● Exercise aim: One number is the whole answer: the tally of lines in the records that include the word "arrow".

● Data for processing:
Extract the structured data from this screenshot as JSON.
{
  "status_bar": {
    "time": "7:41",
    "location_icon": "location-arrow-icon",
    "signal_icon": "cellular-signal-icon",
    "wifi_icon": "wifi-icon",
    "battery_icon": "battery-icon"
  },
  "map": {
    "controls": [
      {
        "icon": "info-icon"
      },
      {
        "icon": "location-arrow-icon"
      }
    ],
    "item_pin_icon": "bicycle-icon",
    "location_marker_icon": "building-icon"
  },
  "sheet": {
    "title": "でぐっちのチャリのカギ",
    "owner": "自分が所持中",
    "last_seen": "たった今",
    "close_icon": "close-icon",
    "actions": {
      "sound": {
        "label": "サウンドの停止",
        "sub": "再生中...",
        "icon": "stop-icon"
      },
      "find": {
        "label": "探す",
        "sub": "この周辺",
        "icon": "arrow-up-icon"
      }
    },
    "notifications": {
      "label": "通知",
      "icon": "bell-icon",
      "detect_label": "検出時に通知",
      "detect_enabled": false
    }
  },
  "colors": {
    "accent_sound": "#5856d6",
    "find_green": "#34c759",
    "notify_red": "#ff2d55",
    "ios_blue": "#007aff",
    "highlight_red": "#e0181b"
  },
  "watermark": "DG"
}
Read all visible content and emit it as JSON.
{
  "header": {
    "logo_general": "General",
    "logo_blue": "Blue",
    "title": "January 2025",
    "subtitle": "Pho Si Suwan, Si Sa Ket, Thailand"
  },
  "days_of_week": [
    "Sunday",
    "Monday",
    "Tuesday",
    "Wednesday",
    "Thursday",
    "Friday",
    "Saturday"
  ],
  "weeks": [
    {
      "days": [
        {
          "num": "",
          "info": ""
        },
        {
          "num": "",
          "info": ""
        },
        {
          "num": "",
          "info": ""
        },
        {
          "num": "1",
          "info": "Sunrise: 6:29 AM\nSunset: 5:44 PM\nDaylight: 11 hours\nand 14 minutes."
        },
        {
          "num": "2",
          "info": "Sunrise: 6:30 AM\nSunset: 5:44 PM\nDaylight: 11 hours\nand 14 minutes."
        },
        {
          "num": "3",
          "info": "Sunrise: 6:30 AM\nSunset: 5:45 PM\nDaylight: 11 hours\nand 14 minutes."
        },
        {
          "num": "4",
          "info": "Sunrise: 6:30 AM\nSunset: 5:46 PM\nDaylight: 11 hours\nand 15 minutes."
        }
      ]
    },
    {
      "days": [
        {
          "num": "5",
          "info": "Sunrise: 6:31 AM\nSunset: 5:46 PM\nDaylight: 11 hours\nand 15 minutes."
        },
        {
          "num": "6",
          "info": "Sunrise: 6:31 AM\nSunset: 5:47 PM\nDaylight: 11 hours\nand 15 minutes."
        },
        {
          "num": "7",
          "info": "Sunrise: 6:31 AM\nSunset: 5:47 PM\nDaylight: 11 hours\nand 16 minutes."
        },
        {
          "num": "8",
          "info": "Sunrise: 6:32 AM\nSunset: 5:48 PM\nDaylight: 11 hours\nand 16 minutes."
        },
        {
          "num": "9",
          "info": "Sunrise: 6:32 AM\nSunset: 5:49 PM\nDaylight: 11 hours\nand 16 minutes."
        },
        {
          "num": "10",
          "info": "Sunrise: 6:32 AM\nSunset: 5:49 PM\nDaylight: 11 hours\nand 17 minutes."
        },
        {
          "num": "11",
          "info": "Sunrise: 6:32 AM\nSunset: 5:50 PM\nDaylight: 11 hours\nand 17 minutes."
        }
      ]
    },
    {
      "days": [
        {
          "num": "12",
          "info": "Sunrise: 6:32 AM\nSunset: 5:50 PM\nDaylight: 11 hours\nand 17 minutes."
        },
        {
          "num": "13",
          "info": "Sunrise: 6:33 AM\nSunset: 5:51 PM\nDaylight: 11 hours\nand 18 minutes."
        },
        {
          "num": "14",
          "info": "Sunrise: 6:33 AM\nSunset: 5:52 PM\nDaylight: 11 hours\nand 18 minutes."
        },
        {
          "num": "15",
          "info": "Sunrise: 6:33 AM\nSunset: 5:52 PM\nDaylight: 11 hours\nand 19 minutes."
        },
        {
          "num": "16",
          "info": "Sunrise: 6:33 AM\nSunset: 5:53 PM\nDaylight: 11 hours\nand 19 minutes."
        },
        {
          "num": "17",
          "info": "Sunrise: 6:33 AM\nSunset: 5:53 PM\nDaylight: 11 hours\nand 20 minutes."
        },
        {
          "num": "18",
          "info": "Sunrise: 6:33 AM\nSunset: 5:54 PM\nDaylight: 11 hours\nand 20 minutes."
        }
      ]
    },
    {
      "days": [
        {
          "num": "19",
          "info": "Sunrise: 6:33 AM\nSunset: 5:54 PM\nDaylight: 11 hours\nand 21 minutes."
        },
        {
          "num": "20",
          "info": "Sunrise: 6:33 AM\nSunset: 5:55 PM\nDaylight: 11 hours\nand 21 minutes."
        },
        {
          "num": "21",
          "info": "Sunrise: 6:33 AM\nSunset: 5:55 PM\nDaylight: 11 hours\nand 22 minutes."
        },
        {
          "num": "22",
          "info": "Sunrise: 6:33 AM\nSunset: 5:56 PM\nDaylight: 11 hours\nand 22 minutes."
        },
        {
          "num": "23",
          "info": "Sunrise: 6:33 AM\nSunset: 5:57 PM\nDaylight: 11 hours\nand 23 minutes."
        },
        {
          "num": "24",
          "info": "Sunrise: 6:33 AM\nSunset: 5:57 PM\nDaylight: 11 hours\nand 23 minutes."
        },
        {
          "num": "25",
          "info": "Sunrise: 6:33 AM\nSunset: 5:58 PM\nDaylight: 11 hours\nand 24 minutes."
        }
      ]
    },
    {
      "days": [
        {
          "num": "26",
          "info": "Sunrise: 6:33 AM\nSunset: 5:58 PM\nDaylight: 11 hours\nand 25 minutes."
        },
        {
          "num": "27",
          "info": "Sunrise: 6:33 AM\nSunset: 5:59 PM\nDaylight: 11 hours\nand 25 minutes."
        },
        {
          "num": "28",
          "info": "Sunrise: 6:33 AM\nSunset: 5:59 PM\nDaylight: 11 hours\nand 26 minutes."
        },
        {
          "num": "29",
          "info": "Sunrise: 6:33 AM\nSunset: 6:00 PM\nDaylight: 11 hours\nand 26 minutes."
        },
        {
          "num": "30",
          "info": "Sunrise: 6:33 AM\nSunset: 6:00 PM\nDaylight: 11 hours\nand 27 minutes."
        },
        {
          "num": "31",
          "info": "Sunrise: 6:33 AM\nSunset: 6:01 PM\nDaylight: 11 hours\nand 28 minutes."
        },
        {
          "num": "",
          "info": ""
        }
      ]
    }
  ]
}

● Answer box: 3